Parents of cerebral palsy sufferers have blasted the NHS for refusing to pay for life-changing surgery for their children.

In the past, youngsters with the condition had faced a postcode lottery getting a procedure called selective dorsal rhizotomy in which problem spinal nerves are destroyed on the NHS.

But it’s claimed funding for the operation has dried up completely. That’s despite the National Institute of Clinical Excellence stating the operation can dramatically improve quality of life.

It means families face having to cough up £40,000 to pay for surgery privately.

Mike and Sue Knowles, of Blackpool, are one of many couples battling to raise money to pay for their child to have the operation.

The couple’s four-year-old son Joe has learnt to stand with a walking frame. But without surgery his parents fear he will never be able to walk unaided or ride a bike.

Mike, 37, said: “This surgery would give Joe a chance at having a normal life. It would be life-changing. But we’ve been told the NHS isn’t funding it.

“Having worked hard all of our working lives, for a lot of that time having two jobs and paying everything that was asked into the tax and national insurance systems, it has come as a kick in the teeth.

“The bottom line is our innocent four-year-old is being denied an operation to help him walk.”

The couple are now lodging an appeal with the NHS in the hope of getting the decision overturned.

One in every 400 children in the UK has cerebral palsy, which can be caused by damage to the brain. It’s estimated around a third of those could lead a normal life if they undergo the SDR procedure.

Jo Davis’s daughter Holly, 8, was diagnosed with cerebral palsy as a toddler and underwent surgery in the US three years ago. Jo is now part of a campaign group, Support4SDR, currently lobbying MPs to get SDR available free on the NHS in England.
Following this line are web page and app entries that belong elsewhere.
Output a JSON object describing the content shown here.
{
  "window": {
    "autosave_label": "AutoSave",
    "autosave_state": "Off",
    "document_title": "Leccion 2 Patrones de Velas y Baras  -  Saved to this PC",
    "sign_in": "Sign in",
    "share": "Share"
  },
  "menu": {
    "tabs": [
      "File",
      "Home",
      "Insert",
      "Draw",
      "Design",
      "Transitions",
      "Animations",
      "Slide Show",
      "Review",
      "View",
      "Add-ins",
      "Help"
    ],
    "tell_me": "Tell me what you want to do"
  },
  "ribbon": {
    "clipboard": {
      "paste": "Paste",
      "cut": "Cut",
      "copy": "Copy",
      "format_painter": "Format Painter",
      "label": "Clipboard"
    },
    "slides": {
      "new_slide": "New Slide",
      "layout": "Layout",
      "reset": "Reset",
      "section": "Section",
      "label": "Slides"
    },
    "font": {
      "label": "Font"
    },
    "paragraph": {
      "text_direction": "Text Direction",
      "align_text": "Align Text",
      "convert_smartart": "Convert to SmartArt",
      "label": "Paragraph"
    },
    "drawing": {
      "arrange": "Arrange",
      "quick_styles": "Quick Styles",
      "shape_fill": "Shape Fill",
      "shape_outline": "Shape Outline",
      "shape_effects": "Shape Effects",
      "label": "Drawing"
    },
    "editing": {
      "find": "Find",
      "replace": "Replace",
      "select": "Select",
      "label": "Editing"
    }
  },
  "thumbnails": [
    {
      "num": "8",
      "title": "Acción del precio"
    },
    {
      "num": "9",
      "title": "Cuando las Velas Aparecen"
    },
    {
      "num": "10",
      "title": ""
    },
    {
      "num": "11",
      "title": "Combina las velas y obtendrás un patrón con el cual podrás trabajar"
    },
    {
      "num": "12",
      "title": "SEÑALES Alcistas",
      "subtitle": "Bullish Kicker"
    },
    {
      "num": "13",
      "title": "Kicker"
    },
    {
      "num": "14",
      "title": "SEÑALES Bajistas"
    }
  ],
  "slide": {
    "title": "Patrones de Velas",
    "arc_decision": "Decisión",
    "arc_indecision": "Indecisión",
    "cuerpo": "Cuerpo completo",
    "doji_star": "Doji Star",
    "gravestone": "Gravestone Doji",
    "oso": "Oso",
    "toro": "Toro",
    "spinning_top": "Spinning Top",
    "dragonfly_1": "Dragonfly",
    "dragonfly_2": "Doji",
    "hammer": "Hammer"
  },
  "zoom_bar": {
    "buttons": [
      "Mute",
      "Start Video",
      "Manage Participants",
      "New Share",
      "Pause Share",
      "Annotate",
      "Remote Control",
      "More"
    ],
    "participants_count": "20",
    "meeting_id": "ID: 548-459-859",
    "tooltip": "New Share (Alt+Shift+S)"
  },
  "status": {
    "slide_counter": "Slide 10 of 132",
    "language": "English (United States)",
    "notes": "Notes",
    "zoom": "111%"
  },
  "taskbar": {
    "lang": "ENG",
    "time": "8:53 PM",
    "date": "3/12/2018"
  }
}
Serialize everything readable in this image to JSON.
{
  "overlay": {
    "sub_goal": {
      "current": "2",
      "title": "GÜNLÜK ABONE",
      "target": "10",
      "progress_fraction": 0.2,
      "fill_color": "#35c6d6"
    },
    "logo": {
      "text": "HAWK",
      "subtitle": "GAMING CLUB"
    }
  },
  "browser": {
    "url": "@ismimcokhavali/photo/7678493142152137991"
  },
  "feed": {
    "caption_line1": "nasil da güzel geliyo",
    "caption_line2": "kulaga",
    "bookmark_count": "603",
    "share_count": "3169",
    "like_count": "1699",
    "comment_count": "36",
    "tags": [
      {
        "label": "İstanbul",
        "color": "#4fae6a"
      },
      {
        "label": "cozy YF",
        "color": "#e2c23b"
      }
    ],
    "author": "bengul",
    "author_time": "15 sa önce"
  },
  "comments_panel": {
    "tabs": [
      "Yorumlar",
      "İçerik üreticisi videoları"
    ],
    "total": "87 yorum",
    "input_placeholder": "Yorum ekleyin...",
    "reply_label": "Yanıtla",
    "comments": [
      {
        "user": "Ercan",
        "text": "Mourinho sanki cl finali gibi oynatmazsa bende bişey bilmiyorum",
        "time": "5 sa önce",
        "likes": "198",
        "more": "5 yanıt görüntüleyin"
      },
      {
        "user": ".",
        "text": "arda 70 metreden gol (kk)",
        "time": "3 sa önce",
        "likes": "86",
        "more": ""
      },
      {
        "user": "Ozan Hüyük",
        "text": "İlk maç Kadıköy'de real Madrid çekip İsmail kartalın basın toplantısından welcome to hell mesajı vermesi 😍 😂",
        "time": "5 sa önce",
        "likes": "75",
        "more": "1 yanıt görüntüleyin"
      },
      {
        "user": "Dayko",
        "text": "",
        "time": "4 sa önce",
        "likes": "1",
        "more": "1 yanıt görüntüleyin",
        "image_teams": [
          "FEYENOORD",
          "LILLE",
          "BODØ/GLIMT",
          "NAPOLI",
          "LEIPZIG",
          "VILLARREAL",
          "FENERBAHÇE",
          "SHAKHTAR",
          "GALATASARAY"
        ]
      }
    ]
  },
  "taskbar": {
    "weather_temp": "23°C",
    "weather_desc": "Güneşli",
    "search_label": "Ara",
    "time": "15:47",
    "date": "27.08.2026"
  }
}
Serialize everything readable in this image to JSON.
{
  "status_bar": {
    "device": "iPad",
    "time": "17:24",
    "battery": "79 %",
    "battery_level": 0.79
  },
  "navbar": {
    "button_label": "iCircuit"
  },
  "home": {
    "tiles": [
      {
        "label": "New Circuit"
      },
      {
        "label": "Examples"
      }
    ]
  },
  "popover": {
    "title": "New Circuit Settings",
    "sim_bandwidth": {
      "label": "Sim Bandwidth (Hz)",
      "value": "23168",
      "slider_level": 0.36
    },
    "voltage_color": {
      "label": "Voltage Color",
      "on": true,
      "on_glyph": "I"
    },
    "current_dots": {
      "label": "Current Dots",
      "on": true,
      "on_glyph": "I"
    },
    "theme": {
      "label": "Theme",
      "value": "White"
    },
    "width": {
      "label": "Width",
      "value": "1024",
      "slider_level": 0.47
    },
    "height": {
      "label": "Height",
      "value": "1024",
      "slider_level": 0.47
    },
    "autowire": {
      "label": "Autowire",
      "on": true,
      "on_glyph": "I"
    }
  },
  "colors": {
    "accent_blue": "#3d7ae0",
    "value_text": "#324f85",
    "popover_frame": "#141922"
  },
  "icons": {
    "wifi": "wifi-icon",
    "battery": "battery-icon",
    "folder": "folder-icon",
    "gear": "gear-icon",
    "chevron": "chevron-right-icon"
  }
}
She said: “We were making headway with getting primary care trusts to look into funding the op, and some had started to do it. But now it is not offered on the NHS anywhere.

“If a child needs something done to help their health, it should be done on the NHS. It’s amazing the difference it can make, but also the money it saves the NHS in the long run.”

SDR, which has been performed for 25 years in the USA, has been carried out in the UK since 2010 by surgeons in Leeds, Liverpool, London, Bristol and Nottingham. The procedure involves isolating the nerves and destroying them.

A spokesman for NHS England Lancashire said: “We sympathise with the family in this case. However SDR is not routinely funded by the NHS as the evidence base does not yet demonstrate sufficient clinical and cost effectiveness.”

He added that it had been identified as showing significant “promise” as a potential treatment option for the future.